Exercise requirements: The records below are to be returned word for word, with pictures left out.

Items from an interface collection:
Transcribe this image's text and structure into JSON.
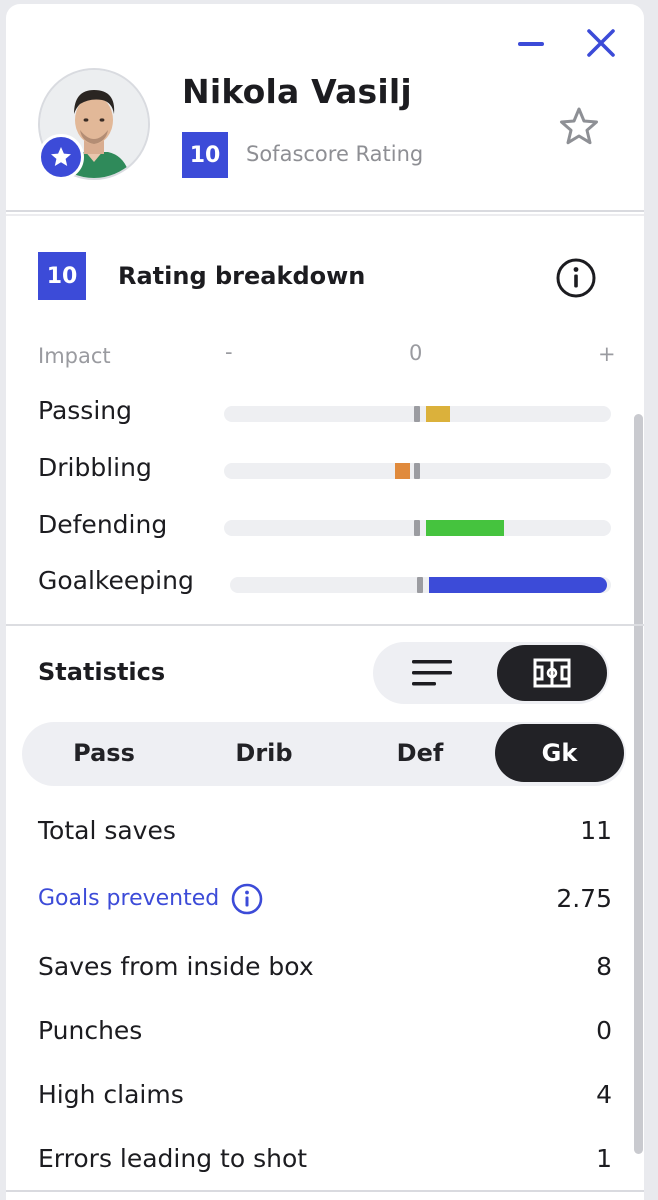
{
  "player": {
    "name": "Nikola Vasilj",
    "rating": "10",
    "rating_label": "Sofascore Rating"
  },
  "icons": {
    "minimize": "minimize-icon",
    "close": "close-icon",
    "favorite": "star-outline-icon",
    "badge": "star-badge-icon",
    "info": "info-icon",
    "list_view": "list-lines-icon",
    "pitch_view": "pitch-icon"
  },
  "breakdown": {
    "rating": "10",
    "title": "Rating breakdown",
    "impact_label": "Impact",
    "scale_minus": "-",
    "scale_zero": "0",
    "scale_plus": "+",
    "categories": [
      {
        "label": "Passing",
        "value": 0.13,
        "color": "#dbb13b"
      },
      {
        "label": "Dribbling",
        "value": -0.05,
        "color": "#e08a3c"
      },
      {
        "label": "Defending",
        "value": 0.42,
        "color": "#45c33e"
      },
      {
        "label": "Goalkeeping",
        "value": 0.98,
        "color": "#3c4bd8"
      }
    ]
  },
  "statistics": {
    "title": "Statistics",
    "tabs": [
      {
        "label": "Pass",
        "active": false
      },
      {
        "label": "Drib",
        "active": false
      },
      {
        "label": "Def",
        "active": false
      },
      {
        "label": "Gk",
        "active": true
      }
    ],
    "rows": [
      {
        "label": "Total saves",
        "value": "11"
      },
      {
        "label": "Goals prevented",
        "value": "2.75",
        "link": true
      },
      {
        "label": "Saves from inside box",
        "value": "8"
      },
      {
        "label": "Punches",
        "value": "0"
      },
      {
        "label": "High claims",
        "value": "4"
      },
      {
        "label": "Errors leading to shot",
        "value": "1"
      }
    ]
  },
  "colors": {
    "accent": "#3c4bd8",
    "dark": "#222226",
    "track": "#eeeff2"
  }
}
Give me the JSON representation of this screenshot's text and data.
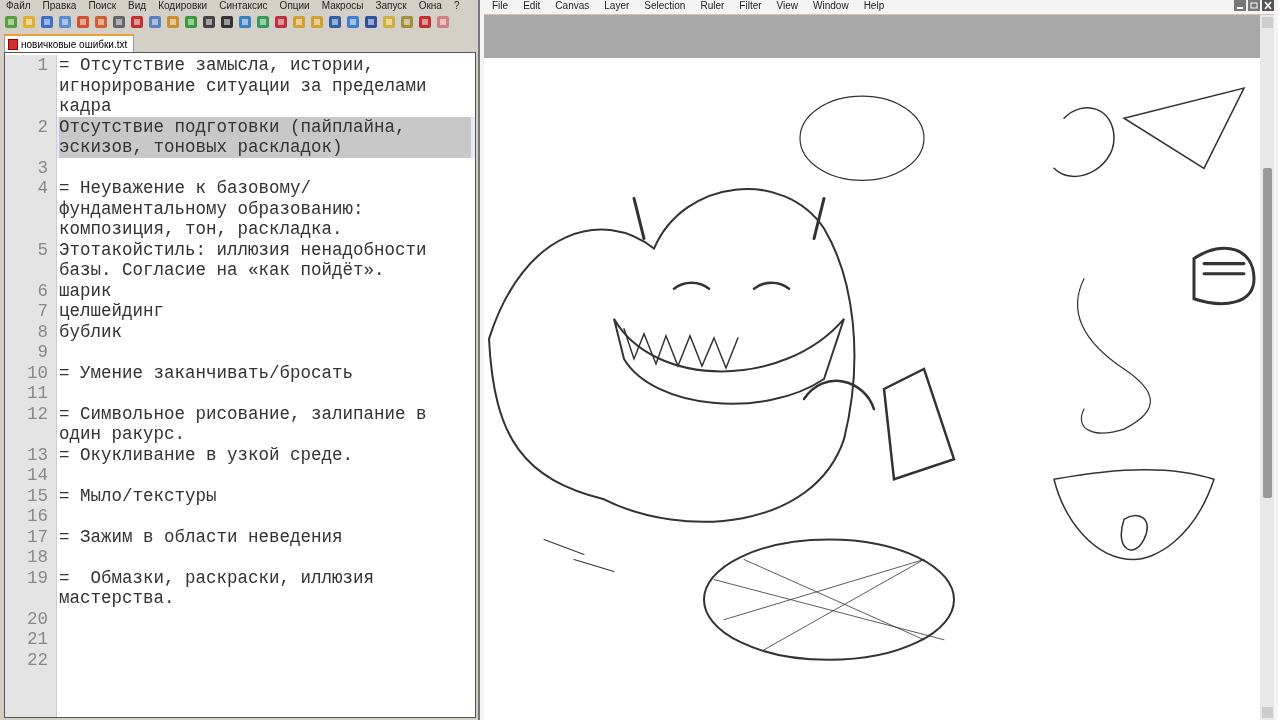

Solution to this problem:
Transcribe this image's text and structure into JSON.
{
  "player": {
    "name": "Nikola Vasilj",
    "rating": "10",
    "rating_label": "Sofascore Rating"
  },
  "icons": {
    "minimize": "minimize-icon",
    "close": "close-icon",
    "favorite": "star-outline-icon",
    "badge": "star-badge-icon",
    "info": "info-icon",
    "list_view": "list-lines-icon",
    "pitch_view": "pitch-icon"
  },
  "breakdown": {
    "rating": "10",
    "title": "Rating breakdown",
    "impact_label": "Impact",
    "scale_minus": "-",
    "scale_zero": "0",
    "scale_plus": "+",
    "categories": [
      {
        "label": "Passing",
        "value": 0.13,
        "color": "#dbb13b"
      },
      {
        "label": "Dribbling",
        "value": -0.05,
        "color": "#e08a3c"
      },
      {
        "label": "Defending",
        "value": 0.42,
        "color": "#45c33e"
      },
      {
        "label": "Goalkeeping",
        "value": 0.98,
        "color": "#3c4bd8"
      }
    ]
  },
  "statistics": {
    "title": "Statistics",
    "tabs": [
      {
        "label": "Pass",
        "active": false
      },
      {
        "label": "Drib",
        "active": false
      },
      {
        "label": "Def",
        "active": false
      },
      {
        "label": "Gk",
        "active": true
      }
    ],
    "rows": [
      {
        "label": "Total saves",
        "value": "11"
      },
      {
        "label": "Goals prevented",
        "value": "2.75",
        "link": true
      },
      {
        "label": "Saves from inside box",
        "value": "8"
      },
      {
        "label": "Punches",
        "value": "0"
      },
      {
        "label": "High claims",
        "value": "4"
      },
      {
        "label": "Errors leading to shot",
        "value": "1"
      }
    ]
  },
  "colors": {
    "accent": "#3c4bd8",
    "dark": "#222226",
    "track": "#eeeff2"
  }
}
Give me the JSON representation of this screenshot's text and data.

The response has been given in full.